David Waterworth is a retired teacher who divides his time between looking after his grandchildren and trying to make sure they have a planet to live on. He is long on Tesla [NASDAQ:TSLA].

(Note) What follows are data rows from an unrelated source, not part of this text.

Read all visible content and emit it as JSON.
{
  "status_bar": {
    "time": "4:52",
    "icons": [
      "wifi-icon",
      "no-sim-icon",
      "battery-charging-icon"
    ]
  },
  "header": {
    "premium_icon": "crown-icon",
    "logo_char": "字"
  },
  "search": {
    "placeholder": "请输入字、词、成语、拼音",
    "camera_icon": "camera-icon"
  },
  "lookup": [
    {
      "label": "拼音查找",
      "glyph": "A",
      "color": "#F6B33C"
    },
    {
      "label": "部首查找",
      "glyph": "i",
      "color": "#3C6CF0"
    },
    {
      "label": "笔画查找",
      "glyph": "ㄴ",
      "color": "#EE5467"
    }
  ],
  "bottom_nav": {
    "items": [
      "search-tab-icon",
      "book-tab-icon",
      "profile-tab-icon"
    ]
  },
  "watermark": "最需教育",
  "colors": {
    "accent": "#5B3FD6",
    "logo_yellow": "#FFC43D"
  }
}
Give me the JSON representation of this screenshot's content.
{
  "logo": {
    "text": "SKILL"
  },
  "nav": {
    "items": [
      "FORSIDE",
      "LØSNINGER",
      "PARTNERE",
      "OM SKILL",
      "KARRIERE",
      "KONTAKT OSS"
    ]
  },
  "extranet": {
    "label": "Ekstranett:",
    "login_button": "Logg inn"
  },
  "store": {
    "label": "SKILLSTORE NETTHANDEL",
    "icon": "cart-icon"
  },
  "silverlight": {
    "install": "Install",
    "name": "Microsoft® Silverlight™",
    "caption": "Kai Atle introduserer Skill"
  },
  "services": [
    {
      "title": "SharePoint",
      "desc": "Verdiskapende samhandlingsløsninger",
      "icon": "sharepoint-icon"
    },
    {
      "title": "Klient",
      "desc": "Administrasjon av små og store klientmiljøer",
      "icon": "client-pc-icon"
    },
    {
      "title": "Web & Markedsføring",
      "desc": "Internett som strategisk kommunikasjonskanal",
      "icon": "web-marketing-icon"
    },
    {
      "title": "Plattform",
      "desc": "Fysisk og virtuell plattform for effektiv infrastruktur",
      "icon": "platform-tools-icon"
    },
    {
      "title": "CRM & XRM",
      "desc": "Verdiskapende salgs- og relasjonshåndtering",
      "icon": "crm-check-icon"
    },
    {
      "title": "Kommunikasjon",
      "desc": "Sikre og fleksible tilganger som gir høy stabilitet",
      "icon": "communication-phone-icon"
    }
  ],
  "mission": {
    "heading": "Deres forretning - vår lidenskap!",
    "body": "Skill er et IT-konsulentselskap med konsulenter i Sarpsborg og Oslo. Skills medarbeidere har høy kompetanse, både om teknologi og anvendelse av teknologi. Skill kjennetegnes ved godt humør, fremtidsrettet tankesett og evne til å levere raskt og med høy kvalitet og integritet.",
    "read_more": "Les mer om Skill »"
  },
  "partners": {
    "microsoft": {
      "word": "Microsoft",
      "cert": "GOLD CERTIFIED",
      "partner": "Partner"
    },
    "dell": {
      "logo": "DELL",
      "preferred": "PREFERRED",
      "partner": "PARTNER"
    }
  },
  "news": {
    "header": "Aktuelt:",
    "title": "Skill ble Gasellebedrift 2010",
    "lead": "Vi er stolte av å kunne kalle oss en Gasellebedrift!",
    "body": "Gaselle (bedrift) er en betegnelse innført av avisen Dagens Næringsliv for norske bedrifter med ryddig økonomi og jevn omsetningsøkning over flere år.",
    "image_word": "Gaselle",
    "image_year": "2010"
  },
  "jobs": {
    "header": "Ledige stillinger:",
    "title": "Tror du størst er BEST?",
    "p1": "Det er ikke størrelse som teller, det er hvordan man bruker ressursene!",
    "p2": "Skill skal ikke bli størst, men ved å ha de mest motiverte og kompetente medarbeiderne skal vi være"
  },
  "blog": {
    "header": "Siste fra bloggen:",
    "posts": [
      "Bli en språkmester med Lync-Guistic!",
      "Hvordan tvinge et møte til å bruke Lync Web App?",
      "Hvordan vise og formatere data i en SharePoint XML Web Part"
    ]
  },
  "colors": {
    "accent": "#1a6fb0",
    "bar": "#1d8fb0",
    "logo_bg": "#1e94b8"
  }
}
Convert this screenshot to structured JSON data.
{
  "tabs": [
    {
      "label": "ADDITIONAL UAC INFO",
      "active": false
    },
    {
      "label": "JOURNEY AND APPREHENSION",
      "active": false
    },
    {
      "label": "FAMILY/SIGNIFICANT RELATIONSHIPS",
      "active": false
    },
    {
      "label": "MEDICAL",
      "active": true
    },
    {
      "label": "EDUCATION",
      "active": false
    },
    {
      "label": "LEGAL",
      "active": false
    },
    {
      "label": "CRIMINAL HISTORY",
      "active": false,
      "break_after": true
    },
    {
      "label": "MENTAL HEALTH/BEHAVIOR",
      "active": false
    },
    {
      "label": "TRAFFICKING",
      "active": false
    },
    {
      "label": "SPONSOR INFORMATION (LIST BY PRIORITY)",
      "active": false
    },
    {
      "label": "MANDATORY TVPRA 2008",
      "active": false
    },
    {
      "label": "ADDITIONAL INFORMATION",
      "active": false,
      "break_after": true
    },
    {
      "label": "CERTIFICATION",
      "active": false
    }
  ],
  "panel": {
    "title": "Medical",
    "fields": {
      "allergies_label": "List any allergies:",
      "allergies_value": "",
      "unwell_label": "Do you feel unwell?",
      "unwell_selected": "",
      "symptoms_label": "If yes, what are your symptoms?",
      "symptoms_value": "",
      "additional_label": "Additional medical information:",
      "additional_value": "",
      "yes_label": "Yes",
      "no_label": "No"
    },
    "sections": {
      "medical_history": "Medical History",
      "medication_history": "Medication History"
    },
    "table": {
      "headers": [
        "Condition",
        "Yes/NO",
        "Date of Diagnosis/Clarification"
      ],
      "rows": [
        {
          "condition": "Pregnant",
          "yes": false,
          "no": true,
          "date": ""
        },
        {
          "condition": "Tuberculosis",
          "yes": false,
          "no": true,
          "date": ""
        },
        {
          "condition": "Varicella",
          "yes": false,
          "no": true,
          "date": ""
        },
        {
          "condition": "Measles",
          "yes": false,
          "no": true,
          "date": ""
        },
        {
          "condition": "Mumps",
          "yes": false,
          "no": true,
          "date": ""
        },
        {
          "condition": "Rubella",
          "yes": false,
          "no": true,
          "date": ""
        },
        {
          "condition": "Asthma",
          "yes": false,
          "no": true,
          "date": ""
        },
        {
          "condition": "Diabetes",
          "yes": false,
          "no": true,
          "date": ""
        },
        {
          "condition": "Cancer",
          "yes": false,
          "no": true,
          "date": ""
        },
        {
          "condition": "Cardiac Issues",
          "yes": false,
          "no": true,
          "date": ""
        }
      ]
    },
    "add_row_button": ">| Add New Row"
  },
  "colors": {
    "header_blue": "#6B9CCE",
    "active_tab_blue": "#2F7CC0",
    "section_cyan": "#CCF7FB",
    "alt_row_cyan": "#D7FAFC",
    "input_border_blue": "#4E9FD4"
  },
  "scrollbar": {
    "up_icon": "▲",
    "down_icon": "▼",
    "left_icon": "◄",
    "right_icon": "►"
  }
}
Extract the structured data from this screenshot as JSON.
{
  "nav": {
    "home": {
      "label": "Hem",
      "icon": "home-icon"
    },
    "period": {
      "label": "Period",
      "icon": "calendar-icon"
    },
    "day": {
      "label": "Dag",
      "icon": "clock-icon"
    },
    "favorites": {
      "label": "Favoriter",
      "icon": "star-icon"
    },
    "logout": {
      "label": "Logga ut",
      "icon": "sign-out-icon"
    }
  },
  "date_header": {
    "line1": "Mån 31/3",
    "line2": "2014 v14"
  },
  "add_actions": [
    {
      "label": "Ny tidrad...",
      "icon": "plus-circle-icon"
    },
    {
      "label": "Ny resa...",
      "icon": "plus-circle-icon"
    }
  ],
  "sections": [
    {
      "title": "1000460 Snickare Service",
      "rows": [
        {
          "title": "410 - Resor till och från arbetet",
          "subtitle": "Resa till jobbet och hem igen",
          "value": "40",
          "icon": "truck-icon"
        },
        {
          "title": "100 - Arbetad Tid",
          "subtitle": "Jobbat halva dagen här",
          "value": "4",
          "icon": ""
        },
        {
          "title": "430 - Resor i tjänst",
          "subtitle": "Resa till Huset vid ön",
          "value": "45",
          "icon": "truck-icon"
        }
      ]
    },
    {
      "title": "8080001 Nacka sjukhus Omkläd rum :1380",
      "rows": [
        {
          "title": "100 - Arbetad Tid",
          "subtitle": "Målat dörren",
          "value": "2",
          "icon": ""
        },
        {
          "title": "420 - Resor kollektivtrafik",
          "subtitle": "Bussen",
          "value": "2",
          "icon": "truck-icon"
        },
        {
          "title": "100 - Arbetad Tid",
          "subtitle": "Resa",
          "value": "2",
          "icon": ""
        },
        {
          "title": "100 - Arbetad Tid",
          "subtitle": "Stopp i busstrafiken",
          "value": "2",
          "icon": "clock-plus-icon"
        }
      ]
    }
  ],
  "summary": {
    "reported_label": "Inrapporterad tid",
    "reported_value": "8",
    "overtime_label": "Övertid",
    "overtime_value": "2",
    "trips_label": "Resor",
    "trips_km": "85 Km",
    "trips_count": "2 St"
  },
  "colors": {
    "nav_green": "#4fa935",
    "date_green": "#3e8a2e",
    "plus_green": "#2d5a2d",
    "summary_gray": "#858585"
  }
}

David Waterworth has 753 posts and counting. See all posts by David Waterworth